**ABOUT THIS EXERCISE:** Give back every record below, character for character.

━━━━━ INFORMATION GIVEN ━━━━━

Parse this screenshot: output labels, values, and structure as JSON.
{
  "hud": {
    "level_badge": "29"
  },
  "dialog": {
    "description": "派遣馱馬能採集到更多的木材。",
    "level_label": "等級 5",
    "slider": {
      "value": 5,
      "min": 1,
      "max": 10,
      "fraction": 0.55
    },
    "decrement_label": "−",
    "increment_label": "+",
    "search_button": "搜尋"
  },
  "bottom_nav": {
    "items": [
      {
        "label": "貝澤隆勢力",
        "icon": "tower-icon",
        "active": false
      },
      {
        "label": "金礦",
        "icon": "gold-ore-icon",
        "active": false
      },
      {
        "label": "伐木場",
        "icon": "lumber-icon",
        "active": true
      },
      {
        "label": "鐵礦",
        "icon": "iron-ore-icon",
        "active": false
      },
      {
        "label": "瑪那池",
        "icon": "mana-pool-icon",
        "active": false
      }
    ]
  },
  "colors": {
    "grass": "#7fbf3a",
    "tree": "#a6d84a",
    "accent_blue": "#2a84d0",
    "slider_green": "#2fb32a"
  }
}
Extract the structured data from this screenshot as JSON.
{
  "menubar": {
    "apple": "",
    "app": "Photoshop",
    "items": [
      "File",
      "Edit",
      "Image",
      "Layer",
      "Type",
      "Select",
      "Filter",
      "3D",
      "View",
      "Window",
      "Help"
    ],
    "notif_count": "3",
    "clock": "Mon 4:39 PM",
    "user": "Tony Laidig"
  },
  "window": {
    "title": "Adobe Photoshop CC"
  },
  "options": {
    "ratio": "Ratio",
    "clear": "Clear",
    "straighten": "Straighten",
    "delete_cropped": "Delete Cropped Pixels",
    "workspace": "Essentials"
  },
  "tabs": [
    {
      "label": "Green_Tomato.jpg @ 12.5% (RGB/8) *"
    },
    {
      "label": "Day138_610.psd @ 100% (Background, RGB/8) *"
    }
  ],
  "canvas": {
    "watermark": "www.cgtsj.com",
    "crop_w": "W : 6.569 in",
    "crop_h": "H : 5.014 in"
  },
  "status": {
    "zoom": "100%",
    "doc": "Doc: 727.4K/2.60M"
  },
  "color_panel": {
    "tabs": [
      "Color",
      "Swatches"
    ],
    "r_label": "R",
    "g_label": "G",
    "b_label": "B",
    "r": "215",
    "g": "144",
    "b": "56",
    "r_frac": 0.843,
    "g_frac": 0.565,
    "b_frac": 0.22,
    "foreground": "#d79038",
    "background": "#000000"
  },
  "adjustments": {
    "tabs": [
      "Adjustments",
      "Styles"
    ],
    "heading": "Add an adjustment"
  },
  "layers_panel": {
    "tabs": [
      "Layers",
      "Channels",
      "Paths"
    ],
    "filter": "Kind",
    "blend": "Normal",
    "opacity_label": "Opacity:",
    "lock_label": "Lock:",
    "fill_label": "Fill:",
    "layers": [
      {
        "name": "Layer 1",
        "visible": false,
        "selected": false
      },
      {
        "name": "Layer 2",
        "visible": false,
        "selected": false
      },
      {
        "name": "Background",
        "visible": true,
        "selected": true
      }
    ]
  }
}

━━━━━

**RESPONSE AREA:**
Parse this screenshot: output labels, values, and structure as JSON.
{
  "hud": {
    "level_badge": "29"
  },
  "dialog": {
    "description": "派遣馱馬能採集到更多的木材。",
    "level_label": "等級 5",
    "slider": {
      "value": 5,
      "min": 1,
      "max": 10,
      "fraction": 0.55
    },
    "decrement_label": "−",
    "increment_label": "+",
    "search_button": "搜尋"
  },
  "bottom_nav": {
    "items": [
      {
        "label": "貝澤隆勢力",
        "icon": "tower-icon",
        "active": false
      },
      {
        "label": "金礦",
        "icon": "gold-ore-icon",
        "active": false
      },
      {
        "label": "伐木場",
        "icon": "lumber-icon",
        "active": true
      },
      {
        "label": "鐵礦",
        "icon": "iron-ore-icon",
        "active": false
      },
      {
        "label": "瑪那池",
        "icon": "mana-pool-icon",
        "active": false
      }
    ]
  },
  "colors": {
    "grass": "#7fbf3a",
    "tree": "#a6d84a",
    "accent_blue": "#2a84d0",
    "slider_green": "#2fb32a"
  }
}
Extract the structured data from this screenshot as JSON.
{
  "menubar": {
    "apple": "",
    "app": "Photoshop",
    "items": [
      "File",
      "Edit",
      "Image",
      "Layer",
      "Type",
      "Select",
      "Filter",
      "3D",
      "View",
      "Window",
      "Help"
    ],
    "notif_count": "3",
    "clock": "Mon 4:39 PM",
    "user": "Tony Laidig"
  },
  "window": {
    "title": "Adobe Photoshop CC"
  },
  "options": {
    "ratio": "Ratio",
    "clear": "Clear",
    "straighten": "Straighten",
    "delete_cropped": "Delete Cropped Pixels",
    "workspace": "Essentials"
  },
  "tabs": [
    {
      "label": "Green_Tomato.jpg @ 12.5% (RGB/8) *"
    },
    {
      "label": "Day138_610.psd @ 100% (Background, RGB/8) *"
    }
  ],
  "canvas": {
    "watermark": "www.cgtsj.com",
    "crop_w": "W : 6.569 in",
    "crop_h": "H : 5.014 in"
  },
  "status": {
    "zoom": "100%",
    "doc": "Doc: 727.4K/2.60M"
  },
  "color_panel": {
    "tabs": [
      "Color",
      "Swatches"
    ],
    "r_label": "R",
    "g_label": "G",
    "b_label": "B",
    "r": "215",
    "g": "144",
    "b": "56",
    "r_frac": 0.843,
    "g_frac": 0.565,
    "b_frac": 0.22,
    "foreground": "#d79038",
    "background": "#000000"
  },
  "adjustments": {
    "tabs": [
      "Adjustments",
      "Styles"
    ],
    "heading": "Add an adjustment"
  },
  "layers_panel": {
    "tabs": [
      "Layers",
      "Channels",
      "Paths"
    ],
    "filter": "Kind",
    "blend": "Normal",
    "opacity_label": "Opacity:",
    "lock_label": "Lock:",
    "fill_label": "Fill:",
    "layers": [
      {
        "name": "Layer 1",
        "visible": false,
        "selected": false
      },
      {
        "name": "Layer 2",
        "visible": false,
        "selected": false
      },
      {
        "name": "Background",
        "visible": true,
        "selected": true
      }
    ]
  }
}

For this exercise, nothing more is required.